For each line in the data below that holds "Standard", return a copy.
======== Material for this exercise ========
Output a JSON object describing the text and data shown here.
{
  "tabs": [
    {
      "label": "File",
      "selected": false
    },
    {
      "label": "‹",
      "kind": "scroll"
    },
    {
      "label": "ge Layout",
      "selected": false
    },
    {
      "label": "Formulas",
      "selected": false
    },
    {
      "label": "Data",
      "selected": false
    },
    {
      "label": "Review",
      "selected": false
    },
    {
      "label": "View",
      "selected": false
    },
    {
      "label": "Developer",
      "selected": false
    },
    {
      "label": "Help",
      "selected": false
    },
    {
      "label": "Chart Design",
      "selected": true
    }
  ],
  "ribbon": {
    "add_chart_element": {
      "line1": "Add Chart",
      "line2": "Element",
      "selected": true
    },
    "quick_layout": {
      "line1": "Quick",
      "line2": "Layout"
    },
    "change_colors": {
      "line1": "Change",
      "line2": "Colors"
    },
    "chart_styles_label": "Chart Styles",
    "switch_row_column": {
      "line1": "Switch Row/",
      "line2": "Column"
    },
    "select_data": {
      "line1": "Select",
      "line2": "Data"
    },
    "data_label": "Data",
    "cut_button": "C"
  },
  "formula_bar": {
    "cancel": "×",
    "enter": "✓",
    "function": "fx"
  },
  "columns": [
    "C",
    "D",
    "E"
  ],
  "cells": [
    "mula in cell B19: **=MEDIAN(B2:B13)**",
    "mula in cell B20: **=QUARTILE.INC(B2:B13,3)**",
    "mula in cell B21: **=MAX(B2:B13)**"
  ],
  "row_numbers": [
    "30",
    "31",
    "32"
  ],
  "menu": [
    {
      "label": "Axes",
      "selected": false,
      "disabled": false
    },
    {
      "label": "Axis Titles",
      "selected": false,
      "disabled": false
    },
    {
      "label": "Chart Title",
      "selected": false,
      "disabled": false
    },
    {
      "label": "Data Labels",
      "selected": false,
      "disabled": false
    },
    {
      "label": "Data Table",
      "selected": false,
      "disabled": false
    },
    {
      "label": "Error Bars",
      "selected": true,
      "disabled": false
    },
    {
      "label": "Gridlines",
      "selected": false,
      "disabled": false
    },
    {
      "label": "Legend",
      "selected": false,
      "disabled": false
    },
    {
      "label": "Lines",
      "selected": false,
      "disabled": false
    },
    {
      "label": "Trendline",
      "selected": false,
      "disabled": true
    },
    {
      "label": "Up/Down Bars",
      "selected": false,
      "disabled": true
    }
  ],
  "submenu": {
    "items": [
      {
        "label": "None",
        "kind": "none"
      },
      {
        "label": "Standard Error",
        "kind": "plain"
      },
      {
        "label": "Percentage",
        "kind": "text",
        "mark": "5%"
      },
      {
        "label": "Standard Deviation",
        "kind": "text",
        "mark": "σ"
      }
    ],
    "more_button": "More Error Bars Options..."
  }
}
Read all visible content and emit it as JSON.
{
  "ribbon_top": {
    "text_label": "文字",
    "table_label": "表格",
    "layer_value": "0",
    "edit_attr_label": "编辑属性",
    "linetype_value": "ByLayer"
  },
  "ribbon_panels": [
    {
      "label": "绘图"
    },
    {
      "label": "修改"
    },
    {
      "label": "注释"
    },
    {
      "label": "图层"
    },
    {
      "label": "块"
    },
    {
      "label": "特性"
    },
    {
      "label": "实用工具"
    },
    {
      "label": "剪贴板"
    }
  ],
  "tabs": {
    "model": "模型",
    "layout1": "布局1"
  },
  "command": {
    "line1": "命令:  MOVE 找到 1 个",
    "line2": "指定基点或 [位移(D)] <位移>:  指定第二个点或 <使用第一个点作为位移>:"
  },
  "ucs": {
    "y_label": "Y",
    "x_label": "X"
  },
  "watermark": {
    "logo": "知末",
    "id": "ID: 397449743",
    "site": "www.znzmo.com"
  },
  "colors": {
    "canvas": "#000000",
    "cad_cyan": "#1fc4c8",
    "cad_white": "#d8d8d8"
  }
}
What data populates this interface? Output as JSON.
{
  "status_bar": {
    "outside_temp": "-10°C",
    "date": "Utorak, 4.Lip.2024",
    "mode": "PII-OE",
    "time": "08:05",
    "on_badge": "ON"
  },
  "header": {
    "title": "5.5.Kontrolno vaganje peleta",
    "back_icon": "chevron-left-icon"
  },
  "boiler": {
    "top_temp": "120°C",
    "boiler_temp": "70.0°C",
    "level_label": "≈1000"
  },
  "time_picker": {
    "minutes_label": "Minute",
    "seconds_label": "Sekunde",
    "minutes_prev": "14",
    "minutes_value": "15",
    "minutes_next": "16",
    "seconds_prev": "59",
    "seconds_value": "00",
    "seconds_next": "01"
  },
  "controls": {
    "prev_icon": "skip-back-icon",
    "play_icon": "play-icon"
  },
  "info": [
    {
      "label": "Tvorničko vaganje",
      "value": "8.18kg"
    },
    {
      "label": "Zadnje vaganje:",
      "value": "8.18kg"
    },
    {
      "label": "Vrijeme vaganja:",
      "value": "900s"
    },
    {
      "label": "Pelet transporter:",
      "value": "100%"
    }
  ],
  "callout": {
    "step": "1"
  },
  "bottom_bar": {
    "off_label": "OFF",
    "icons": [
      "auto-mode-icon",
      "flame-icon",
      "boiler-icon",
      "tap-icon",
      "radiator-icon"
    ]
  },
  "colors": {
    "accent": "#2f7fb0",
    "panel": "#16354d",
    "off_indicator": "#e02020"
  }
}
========
*Answer for this exercise:*
        "label": "Standard Error",
        "label": "Standard Deviation",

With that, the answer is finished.